* ACTIVITY:
Look below for lines that hold the string "content" and copy each one.

Start of RECORDS PROVIDED

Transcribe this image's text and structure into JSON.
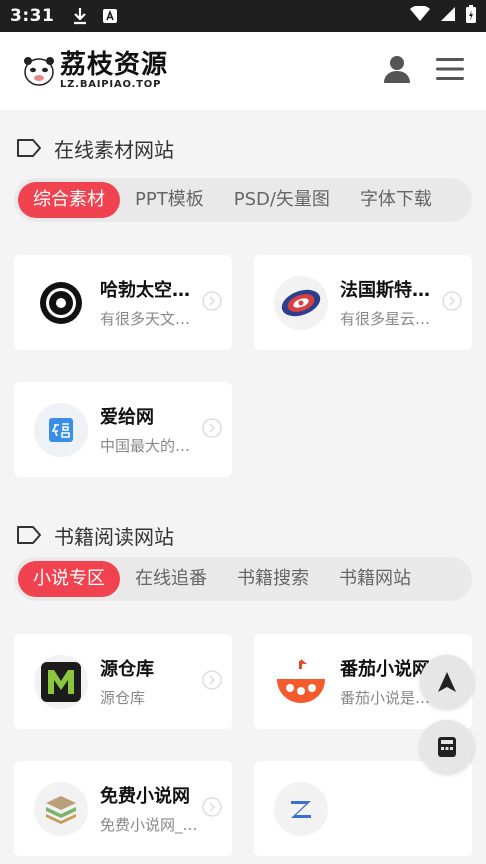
{
  "status_bar": {
    "time": "3:31"
  },
  "header": {
    "title": "荔枝资源",
    "subtitle": "LZ.BAIPIAO.TOP"
  },
  "section1": {
    "title": "在线素材网站",
    "tabs": [
      {
        "label": "综合素材",
        "active": true
      },
      {
        "label": "PPT模板",
        "active": false
      },
      {
        "label": "PSD/矢量图",
        "active": false
      },
      {
        "label": "字体下载",
        "active": false
      }
    ],
    "cards": [
      {
        "name": "哈勃太空…",
        "desc": "有很多天文…",
        "icon": "hubble-icon"
      },
      {
        "name": "法国斯特…",
        "desc": "有很多星云…",
        "icon": "galaxy-icon"
      },
      {
        "name": "爱给网",
        "desc": "中国最大的…",
        "icon": "aigei-icon"
      }
    ]
  },
  "section2": {
    "title": "书籍阅读网站",
    "tabs": [
      {
        "label": "小说专区",
        "active": true
      },
      {
        "label": "在线追番",
        "active": false
      },
      {
        "label": "书籍搜索",
        "active": false
      },
      {
        "label": "书籍网站",
        "active": false
      }
    ],
    "cards": [
      {
        "name": "源仓库",
        "desc": "源仓库",
        "icon": "m-logo-icon"
      },
      {
        "name": "番茄小说网",
        "desc": "番茄小说是…",
        "icon": "tomato-icon"
      },
      {
        "name": "免费小说网",
        "desc": "免费小说网_…",
        "icon": "book-stack-icon"
      },
      {
        "name": "",
        "desc": "",
        "icon": "z-logo-icon"
      }
    ]
  },
  "colors": {
    "accent": "#f0434f",
    "background": "#f4f4f4"
  }
}
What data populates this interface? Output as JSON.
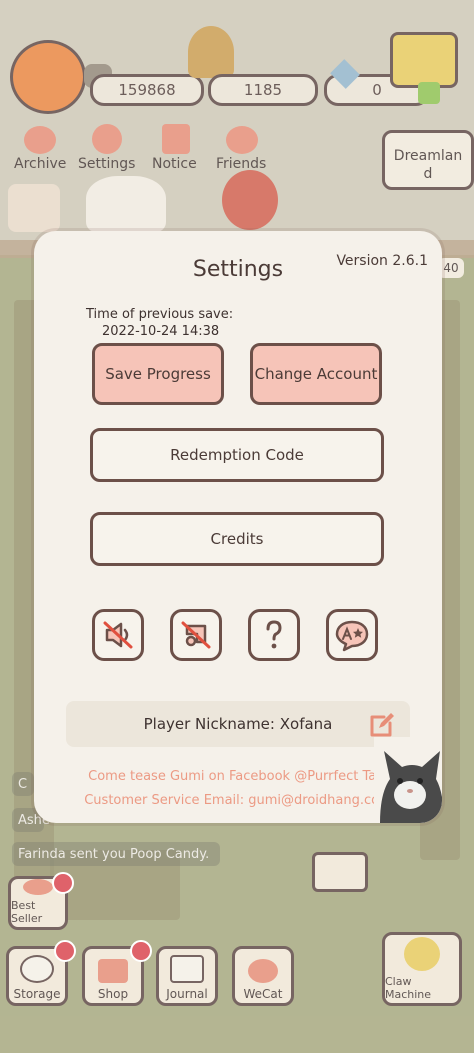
{
  "hud": {
    "fish_count": "159868",
    "coin_count": "1185",
    "gem_count": "0"
  },
  "top_menu": {
    "archive": "Archive",
    "settings": "Settings",
    "notice": "Notice",
    "friends": "Friends",
    "dreamland_line1": "Dreamlan",
    "dreamland_line2": "d",
    "level_badge": "40"
  },
  "chat": {
    "line1": "C",
    "line2": "Ashe",
    "line3": "Farinda sent you Poop Candy."
  },
  "bottom_bar": {
    "best_seller": "Best Seller",
    "storage": "Storage",
    "shop": "Shop",
    "journal": "Journal",
    "wecat": "WeCat",
    "claw_machine": "Claw Machine"
  },
  "settings": {
    "title": "Settings",
    "version": "Version 2.6.1",
    "save_time_label": "Time of previous save:",
    "save_time_value": "2022-10-24 14:38",
    "save_progress": "Save Progress",
    "change_account": "Change Account",
    "redemption_code": "Redemption Code",
    "credits": "Credits",
    "icons": [
      "sound-off-icon",
      "music-off-icon",
      "help-icon",
      "language-icon"
    ],
    "nickname": "Player Nickname: Xofana",
    "facebook_text": "Come tease Gumi on Facebook @Purrfect Tale",
    "support_text": "Customer Service Email: gumi@droidhang.com"
  },
  "colors": {
    "accent_pink": "#f6c4b8",
    "border_brown": "#6c5049",
    "promo_text": "#ec9a84",
    "panel_bg": "#f5f1ea"
  }
}
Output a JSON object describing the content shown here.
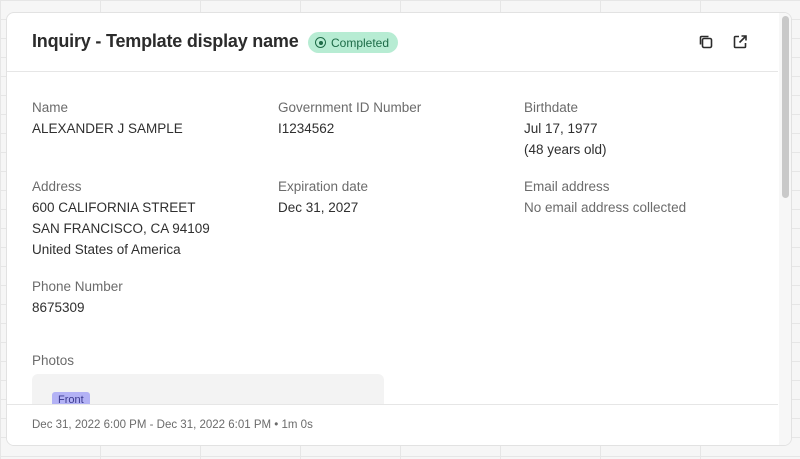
{
  "header": {
    "title": "Inquiry - Template display name",
    "status": "Completed",
    "status_color": "#b7ecd3",
    "actions": [
      {
        "name": "copy",
        "icon": "copy-icon"
      },
      {
        "name": "open",
        "icon": "external-link-icon"
      }
    ]
  },
  "fields": {
    "name": {
      "label": "Name",
      "value": "ALEXANDER J SAMPLE"
    },
    "government_id": {
      "label": "Government ID Number",
      "value": "I1234562"
    },
    "birthdate": {
      "label": "Birthdate",
      "value": "Jul 17, 1977",
      "age": "(48 years old)"
    },
    "address": {
      "label": "Address",
      "line1": "600 CALIFORNIA STREET",
      "line2": "SAN FRANCISCO, CA 94109",
      "line3": "United States of America"
    },
    "expiration_date": {
      "label": "Expiration date",
      "value": "Dec 31, 2027"
    },
    "email": {
      "label": "Email address",
      "value": "No email address collected"
    },
    "phone": {
      "label": "Phone Number",
      "value": "8675309"
    }
  },
  "photos": {
    "label": "Photos",
    "front_tag": "Front",
    "tag_color": "#b3b2f5"
  },
  "footer": {
    "timing": "Dec 31, 2022 6:00 PM - Dec 31, 2022 6:01 PM • 1m 0s"
  }
}
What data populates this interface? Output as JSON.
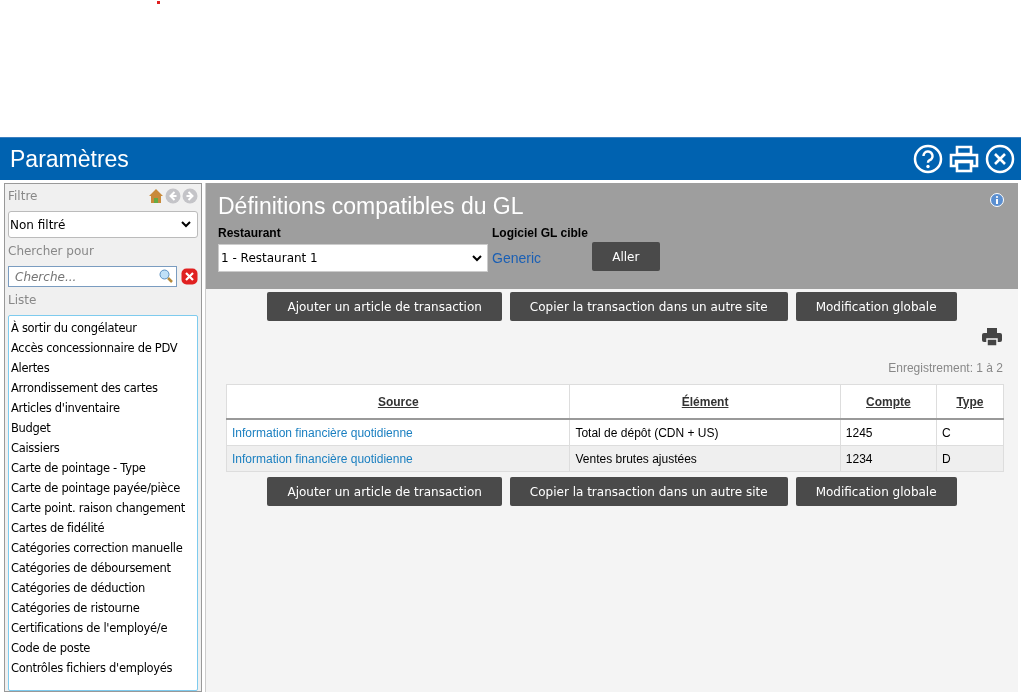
{
  "window": {
    "title": "Paramètres"
  },
  "sidebar": {
    "filter_label": "Filtre",
    "filter_value": "Non filtré",
    "search_label": "Chercher pour",
    "search_placeholder": "Cherche...",
    "list_label": "Liste",
    "items": [
      "À sortir du congélateur",
      "Accès concessionnaire de PDV",
      "Alertes",
      "Arrondissement des cartes",
      "Articles d'inventaire",
      "Budget",
      "Caissiers",
      "Carte de pointage - Type",
      "Carte de pointage payée/pièce",
      "Carte point. raison changement",
      "Cartes de fidélité",
      "Catégories correction manuelle",
      "Catégories de déboursement",
      "Catégories de déduction",
      "Catégories de ristourne",
      "Certifications de l'employé/e",
      "Code de poste",
      "Contrôles fichiers d'employés"
    ]
  },
  "panel": {
    "title": "Définitions compatibles du GL",
    "restaurant_label": "Restaurant",
    "restaurant_value": "1 - Restaurant 1",
    "gl_label": "Logiciel GL cible",
    "gl_value": "Generic",
    "go_button": "Aller"
  },
  "actions_top": [
    "Ajouter un article de transaction",
    "Copier la transaction dans un autre site",
    "Modification globale"
  ],
  "record_count": "Enregistrement: 1 à 2",
  "table": {
    "columns": [
      "Source",
      "Élément",
      "Compte",
      "Type"
    ],
    "rows": [
      [
        "Information financière quotidienne",
        "Total de dépôt (CDN + US)",
        "1245",
        "C"
      ],
      [
        "Information financière quotidienne",
        "Ventes brutes ajustées",
        "1234",
        "D"
      ]
    ]
  },
  "actions_bottom": [
    "Ajouter un article de transaction",
    "Copier la transaction dans un autre site",
    "Modification globale"
  ]
}
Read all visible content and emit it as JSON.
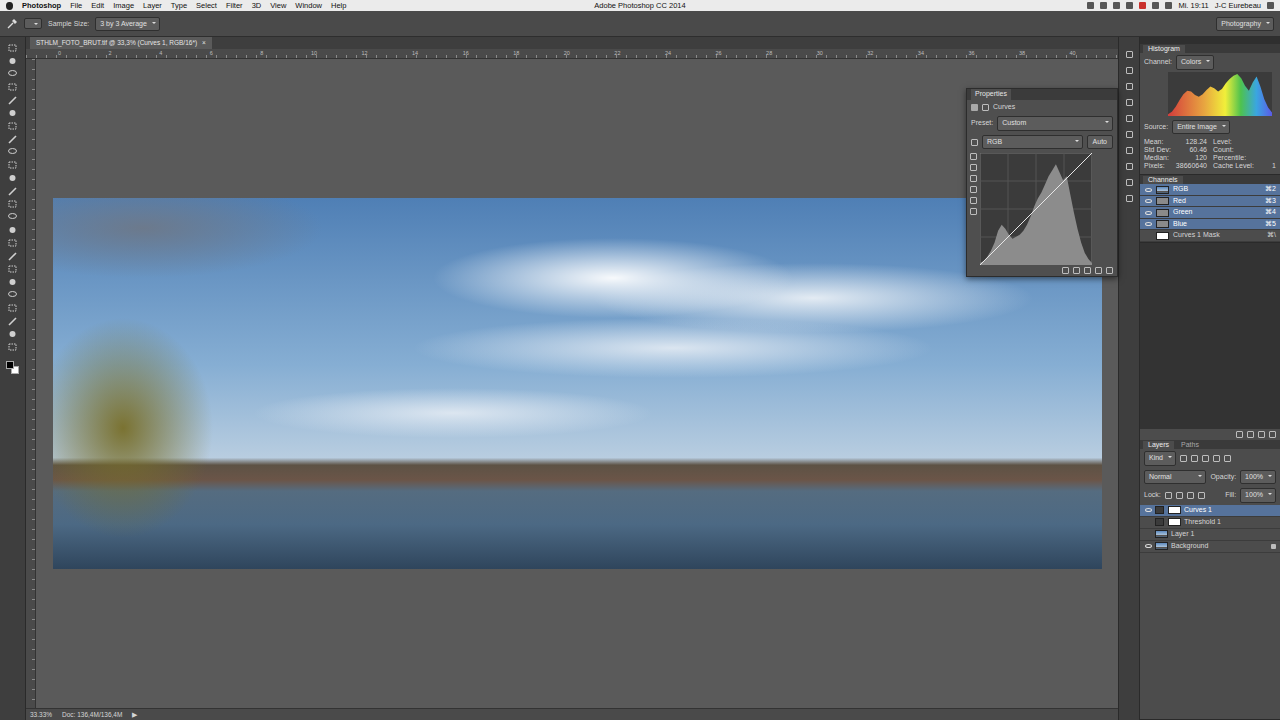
{
  "menubar": {
    "app": "Photoshop",
    "items": [
      "File",
      "Edit",
      "Image",
      "Layer",
      "Type",
      "Select",
      "Filter",
      "3D",
      "View",
      "Window",
      "Help"
    ],
    "clock": "Mi. 19:11",
    "user": "J-C Eurebeau"
  },
  "window": {
    "title": "Adobe Photoshop CC 2014"
  },
  "options": {
    "sample_size_label": "Sample Size:",
    "sample_size": "3 by 3 Average",
    "workspace": "Photography"
  },
  "document": {
    "tab": "STHLM_FOTO_BRUT.tif @ 33,3% (Curves 1, RGB/16*)",
    "close": "×",
    "ruler": [
      "0",
      "2",
      "4",
      "6",
      "8",
      "10",
      "12",
      "14",
      "16",
      "18",
      "20",
      "22",
      "24",
      "26",
      "28",
      "30",
      "32",
      "34",
      "36",
      "38",
      "40"
    ],
    "zoom": "33.33%",
    "doc_info": "Doc: 136,4M/136,4M",
    "status_arrow": "▶"
  },
  "properties": {
    "title": "Properties",
    "adjustment": "Curves",
    "preset_label": "Preset:",
    "preset": "Custom",
    "channel": "RGB",
    "auto": "Auto",
    "histogram": [
      2,
      4,
      8,
      14,
      22,
      34,
      40,
      36,
      30,
      26,
      28,
      30,
      34,
      40,
      48,
      58,
      66,
      72,
      80,
      88,
      94,
      100,
      92,
      84,
      88,
      70,
      52,
      36,
      22,
      12,
      6,
      2
    ],
    "curve": [
      [
        0,
        0
      ],
      [
        255,
        255
      ]
    ]
  },
  "histogram": {
    "title": "Histogram",
    "channel_label": "Channel:",
    "channel": "Colors",
    "source_label": "Source:",
    "source": "Entire Image",
    "values": [
      4,
      10,
      22,
      38,
      52,
      60,
      58,
      50,
      46,
      52,
      62,
      70,
      66,
      58,
      64,
      78,
      88,
      96,
      100,
      90,
      72,
      60,
      80,
      94,
      70,
      40,
      20,
      8
    ],
    "stats": [
      {
        "label": "Mean:",
        "value": "128.24"
      },
      {
        "label": "Level:",
        "value": ""
      },
      {
        "label": "Std Dev:",
        "value": "60.46"
      },
      {
        "label": "Count:",
        "value": ""
      },
      {
        "label": "Median:",
        "value": "120"
      },
      {
        "label": "Percentile:",
        "value": ""
      },
      {
        "label": "Pixels:",
        "value": "38660640"
      },
      {
        "label": "Cache Level:",
        "value": "1"
      }
    ]
  },
  "channels": {
    "title": "Channels",
    "rows": [
      {
        "name": "RGB",
        "shortcut": "⌘2",
        "selected": true,
        "visible": true,
        "kind": "photo"
      },
      {
        "name": "Red",
        "shortcut": "⌘3",
        "selected": true,
        "visible": true,
        "kind": "grey"
      },
      {
        "name": "Green",
        "shortcut": "⌘4",
        "selected": true,
        "visible": true,
        "kind": "grey"
      },
      {
        "name": "Blue",
        "shortcut": "⌘5",
        "selected": true,
        "visible": true,
        "kind": "grey"
      },
      {
        "name": "Curves 1 Mask",
        "shortcut": "⌘\\",
        "selected": false,
        "visible": false,
        "kind": "mask"
      }
    ]
  },
  "layers": {
    "tabs": [
      {
        "label": "Layers",
        "selected": true
      },
      {
        "label": "Paths",
        "selected": false
      }
    ],
    "filter": "Kind",
    "blend": "Normal",
    "opacity_label": "Opacity:",
    "opacity": "100%",
    "lock_label": "Lock:",
    "fill_label": "Fill:",
    "fill": "100%",
    "rows": [
      {
        "name": "Curves 1",
        "kind": "adjustment",
        "selected": true,
        "visible": true,
        "locked": false
      },
      {
        "name": "Threshold 1",
        "kind": "adjustment",
        "selected": false,
        "visible": false,
        "locked": false
      },
      {
        "name": "Layer 1",
        "kind": "pixel",
        "selected": false,
        "visible": false,
        "locked": false
      },
      {
        "name": "Background",
        "kind": "pixel",
        "selected": false,
        "visible": true,
        "locked": true
      }
    ]
  }
}
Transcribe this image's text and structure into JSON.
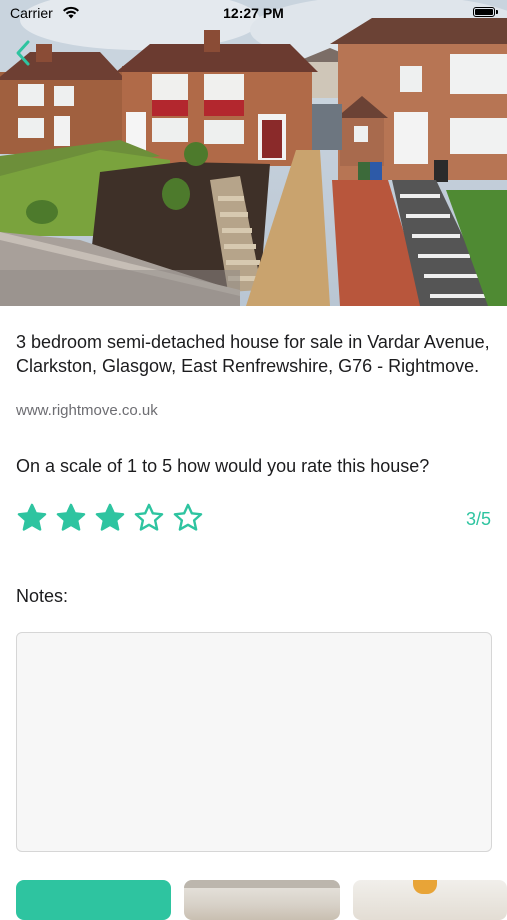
{
  "status_bar": {
    "carrier": "Carrier",
    "time": "12:27 PM"
  },
  "nav": {
    "back_icon": "chevron-left-icon"
  },
  "listing": {
    "photo_alt": "Semi-detached houses on a sloping street",
    "title": "3 bedroom semi-detached house for sale in Vardar Avenue, Clarkston, Glasgow, East Renfrewshire, G76 - Rightmove.",
    "site": "www.rightmove.co.uk"
  },
  "rating": {
    "question": "On a scale of 1 to 5 how would you rate this house?",
    "value": 3,
    "max": 5,
    "display": "3/5"
  },
  "notes": {
    "label": "Notes:",
    "value": ""
  },
  "colors": {
    "accent": "#2ec4a0"
  }
}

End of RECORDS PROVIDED

* OUTPUT FOR THIS TASK:
Output a JSON object describing the content shown here.
Read all visible content and emit it as JSON.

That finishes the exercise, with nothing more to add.